Protecting Conservation’s Indigenous Legacy in Kenya
Lekorere: Invest in Communities to Guarantee Local Ownership of the Conservation Agenda
This opinion piece by Laikipia North Member of Parliament Sarah Lekorere was originally published in Kenya’s Daily Nation newspaper on June 30, 2018
For many Kenyans, conservation is viewed as something foreign, an activity whose ideas and business are spearheaded by foreigners.
If you ask people in my constituency in Laikipia North, or across Kenya, many might say conservation is designed to displace people from their indigenous habitat, to restrict their free movement, and to threaten their livelihoods. But, in my view, conservation is something we Kenyans have done all our lives. Historically, there was no conflict between pastoralists and wildlife, and animals and humans coexisted peacefully.
For a very long time, those in the conservation business did not recognize this and have been letting the indigenous knowledge slip away. Indigenous knowledge is not documented, so it’s easy to overlook it. I think that conservation must be a matter of blending the indigenous knowledge and the technical expertise.
Conservation is about our own livelihoods: Given land degradation and the kind of droughts we have been experiencing, unless some very drastic measures are taken then the livelihoods of the population are really threatened. But there are powerful individuals with an agenda against conservation and they make headway when they package their perspectives in ways that arouse sympathy from locals.
Because this, those in the conservation business must really work to help local people understand what’s in it for them. They must seek to hear people out and learn their perspectives. If the conservation agencies have well-intended motives but are surrounded by opaqueness, people will reject their efforts, and we will forever see conflicts around the ideas of conservation. That might be a great shame, because the benefits of conservation are huge and manifold. Without going out of our way to look for examples, we can see evidence of this just hear in Laikipia.
We are seeing a lot of scholarships for children to attend primary and secondary schools, and even beyond. There are people who are today graduate professionals who have gone through sponsorship because of money raised through conservation. We have seen a lot of businesses grow out of women making and selling cultural artefacts to supply the tourism industry that depends on conservation.

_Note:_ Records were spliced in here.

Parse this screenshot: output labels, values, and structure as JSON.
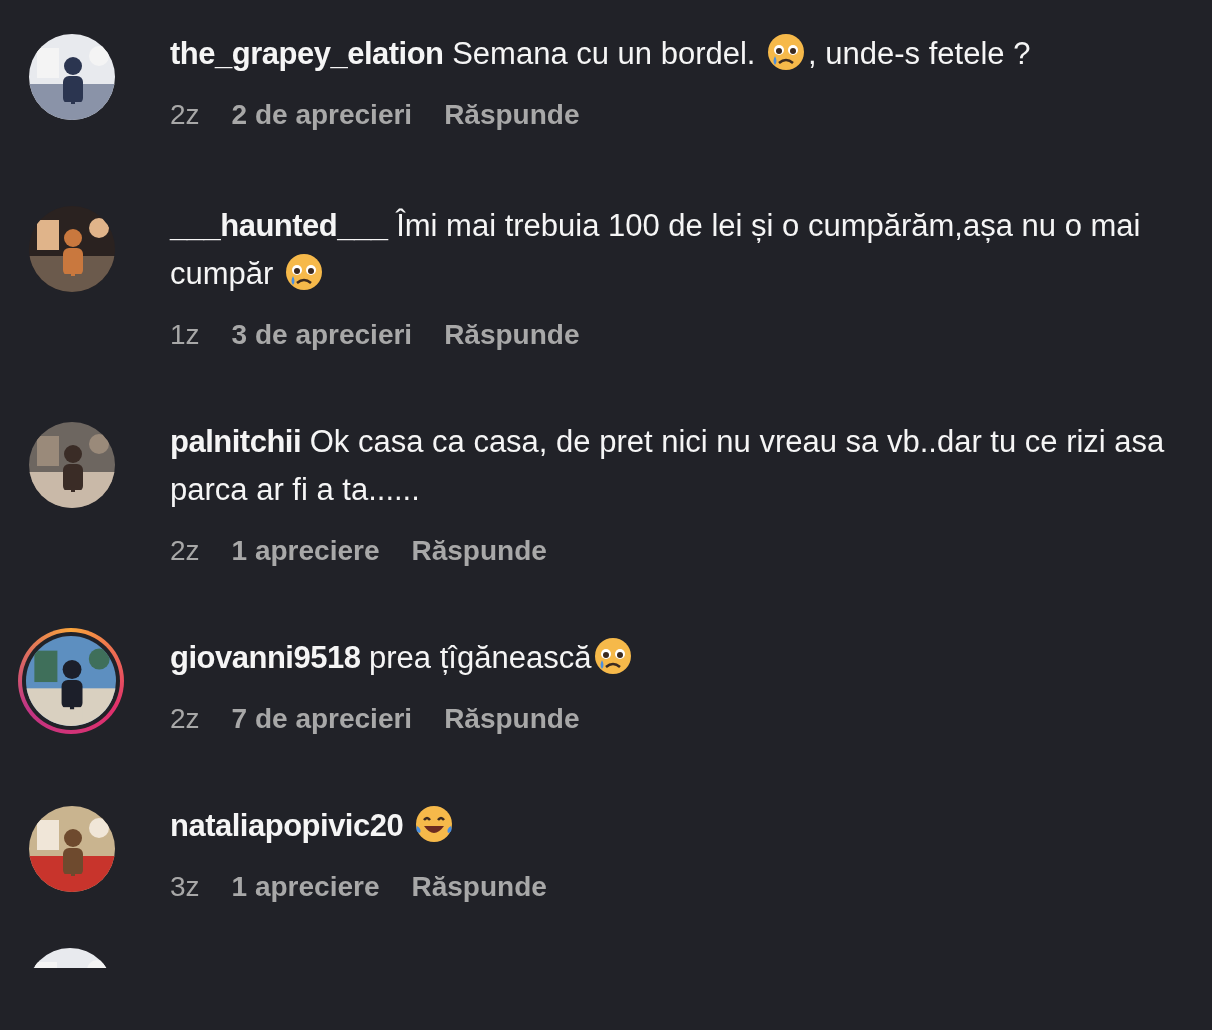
{
  "comments": [
    {
      "avatar": {
        "kind": "picture",
        "story": false
      },
      "username": "the_grapey_elation",
      "parts": [
        {
          "kind": "text",
          "text": "Semana cu un bordel. "
        },
        {
          "kind": "tear"
        },
        {
          "kind": "text",
          "text": ", unde-s fetele ?"
        }
      ],
      "time": "2z",
      "likes": "2 de aprecieri",
      "reply": "Răspunde"
    },
    {
      "avatar": {
        "kind": "picture",
        "story": false
      },
      "username": "___haunted___",
      "parts": [
        {
          "kind": "text",
          "text": "Îmi mai trebuia 100 de lei și o cumpărăm,așa nu o mai cumpăr "
        },
        {
          "kind": "tear"
        }
      ],
      "time": "1z",
      "likes": "3 de aprecieri",
      "reply": "Răspunde"
    },
    {
      "avatar": {
        "kind": "picture",
        "story": false
      },
      "username": "palnitchii",
      "parts": [
        {
          "kind": "text",
          "text": "Ok casa ca casa, de pret nici nu vreau sa vb..dar tu ce rizi asa parca ar fi a ta......"
        }
      ],
      "time": "2z",
      "likes": "1 apreciere",
      "reply": "Răspunde"
    },
    {
      "avatar": {
        "kind": "picture",
        "story": true
      },
      "username": "giovanni9518",
      "parts": [
        {
          "kind": "text",
          "text": "prea țîgănească"
        },
        {
          "kind": "tear"
        }
      ],
      "time": "2z",
      "likes": "7 de aprecieri",
      "reply": "Răspunde"
    },
    {
      "avatar": {
        "kind": "picture",
        "story": false
      },
      "username": "nataliapopivic20",
      "parts": [
        {
          "kind": "laugh"
        }
      ],
      "time": "3z",
      "likes": "1 apreciere",
      "reply": "Răspunde"
    }
  ],
  "partial_avatar": {
    "kind": "picture"
  }
}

We have seen many primary health care projects. We know that free maternity health care was in the Big Four Agenda, and for some of us living in big cities, we think that it is easy. Somebody can just walk to a hospital, get clinical services, have a child, and go back home. If you go to Kirimon in my constituency, you will find pregnant mothers in labour who have to walk or hitch a motorbike for 20km to the nearest dispensary, because there is no transport. Then she gets there and finds the one nurse has gone out.
Even simple things like vaccinations are difficult to find, so you can have children who still cannot access vaccines for things like polio or tuberculosis. That has a great impact on the health of mothers and children. To some of these women, primary health care is just a mirage, something you talk about in big towns, but very far from their reality.
Conservation investors must do even more to help people like those mothers. They must be part and parcel of the development of their own localities. If those in the conservation business get involved with the activities of their domiciled communities, then conservation ceases to be a foreign concept.
I see this thinking in a large new investment from the Wyss Foundation that will support projects in north Laikipia that will benefit people, not just wildlife. The grant was given to The Nature Conservancy (TNC), which will distribute grants to local NGOs to implement the projects, in collaboration with County government, and TNC will provide technical support. Some of the money will go to improve primary health care, such as supplying vaccinations, basic treatment, tuberculosis services, family planning, and referrals for complex cases. Some of the funds will be used to build new infrastructure and support new community conservancies.
If you look at community conservancies like Naibunga Conservancy – group ranches that voluntarily set aside some acreage of their land for conservation – a lot of public participation was done and there was a deliberate effort to make the locals understand the concept. Now the community sees that conservation is not just about the protection of the wildlife, but it’s also about their own livelihoods. I hope that this funding will educate and inspire others to take a holistic approach to conservation and invest in local people.